Toronto has a population of 2.48 million people, or 5.5 million in the greater Toronto area, and much of its development had been directed to the heart of the city. “We have built 177,000 units over the past 10 years and most of them have been in the core of the city, within two kilometres of the centre of the city,” Keesmaat says.
And while the Baillieu government pushes for a new freeway connecting the Eastern Freeway and City Link, Keesmaat says Toronto has moved beyond arguments about freeways and is instead debating whether to build more light rail or more expensive subways.
“That is the transportation of the future,” she says. “Creating environments where people can live and work and play all within walking distance . . . the ticket here is ensuring people can live where they work and the most ideal scenario is a quick transit [public transport] ride, or they can walk, or they can cycle.”
Walking to a childcare centre from her house in the government-planned and developed Aurora estate is not an option for Cara Horner, who is angered by a planning model that allows developers to walk away after carving up paddocks for housing.

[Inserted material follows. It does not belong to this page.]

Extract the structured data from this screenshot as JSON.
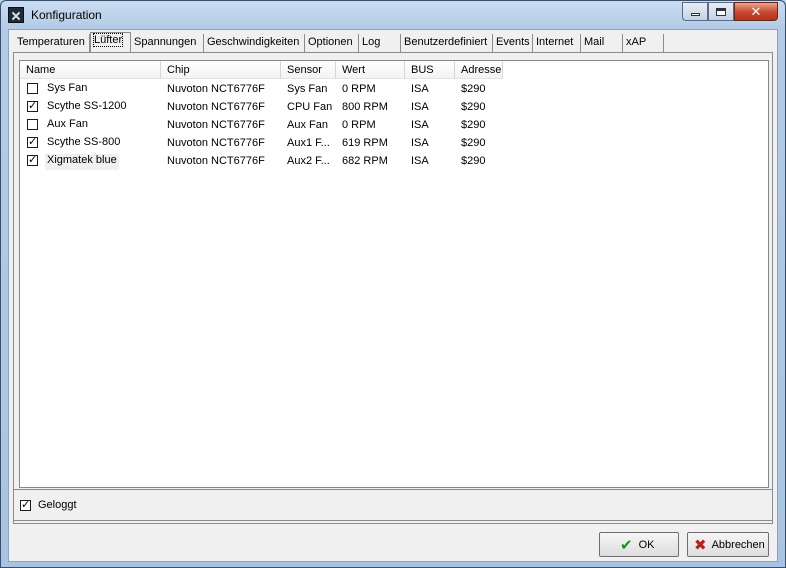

“I have to drive to childcare in Epping because there’s not a childcare centre here yet,” she says.
“Those guys are coming out here, buying land at such a cheap rate, making such a profit off it, it seems like they’re the only people who are winning out of this.”
Developers are obliged to contribute only a fraction of the cost of delivering new infrastructure. Since a growth area infrastructure tax was introduced in 2010, Melbourne developers have contributed $33.4 million.
The 3.5-kilometre South Morang rail extension alone, which included new stations and line upgrades, cost $562 million.
The state government’s 20-minute city proposal is “a complete pipedream”, says Carolyn Whitzman, associate professor in urban planning at Melbourne University.
“Whether Melbourne has 4 million or 6 million people, we’re not travelling in a particularly equitable direction,” she says. “I don’t necessarily see population growth as a bad thing, it just has to be managed properly. Currently, we live in a socially divided and environmentally unsustainable city.”
Ruth Spielman, National Growth Areas Alliance executive officer, says growth areas across the country share common problems and the concept of a “tale of two cities” applies in terms of poorer outcomes in education, access to jobs, unemployment and housing stress.
Horner says there is a wider story to Melbourne’s crown as the world’s most liveable city.
“Melbourne is liveable for people who can afford it, or those who are lucky enough to grow up in an area that has all that transport,” she says. “For people on the fringes who have taken out 95 per cent mortgages, plus paying for petrol, it’s killing them.
“It shouldn’t be a ‘them and us’ thing in our city. We should all have equitable access; we all pay taxes and there should be better planning for that to occur.”